─── The data

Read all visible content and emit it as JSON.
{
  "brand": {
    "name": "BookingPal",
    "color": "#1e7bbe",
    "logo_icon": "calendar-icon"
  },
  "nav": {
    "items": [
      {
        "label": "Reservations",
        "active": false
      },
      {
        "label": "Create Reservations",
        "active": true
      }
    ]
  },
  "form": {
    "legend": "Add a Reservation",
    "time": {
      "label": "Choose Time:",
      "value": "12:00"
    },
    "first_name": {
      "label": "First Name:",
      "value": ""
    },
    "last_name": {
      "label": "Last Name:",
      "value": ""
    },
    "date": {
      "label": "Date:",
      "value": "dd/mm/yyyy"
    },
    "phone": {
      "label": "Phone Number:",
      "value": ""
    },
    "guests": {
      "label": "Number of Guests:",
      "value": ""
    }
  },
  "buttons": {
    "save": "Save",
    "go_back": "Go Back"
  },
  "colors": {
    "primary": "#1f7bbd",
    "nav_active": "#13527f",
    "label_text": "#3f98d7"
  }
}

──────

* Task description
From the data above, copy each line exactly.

* Task result
Read all visible content and emit it as JSON.
{
  "brand": {
    "name": "BookingPal",
    "color": "#1e7bbe",
    "logo_icon": "calendar-icon"
  },
  "nav": {
    "items": [
      {
        "label": "Reservations",
        "active": false
      },
      {
        "label": "Create Reservations",
        "active": true
      }
    ]
  },
  "form": {
    "legend": "Add a Reservation",
    "time": {
      "label": "Choose Time:",
      "value": "12:00"
    },
    "first_name": {
      "label": "First Name:",
      "value": ""
    },
    "last_name": {
      "label": "Last Name:",
      "value": ""
    },
    "date": {
      "label": "Date:",
      "value": "dd/mm/yyyy"
    },
    "phone": {
      "label": "Phone Number:",
      "value": ""
    },
    "guests": {
      "label": "Number of Guests:",
      "value": ""
    }
  },
  "buttons": {
    "save": "Save",
    "go_back": "Go Back"
  },
  "colors": {
    "primary": "#1f7bbd",
    "nav_active": "#13527f",
    "label_text": "#3f98d7"
  }
}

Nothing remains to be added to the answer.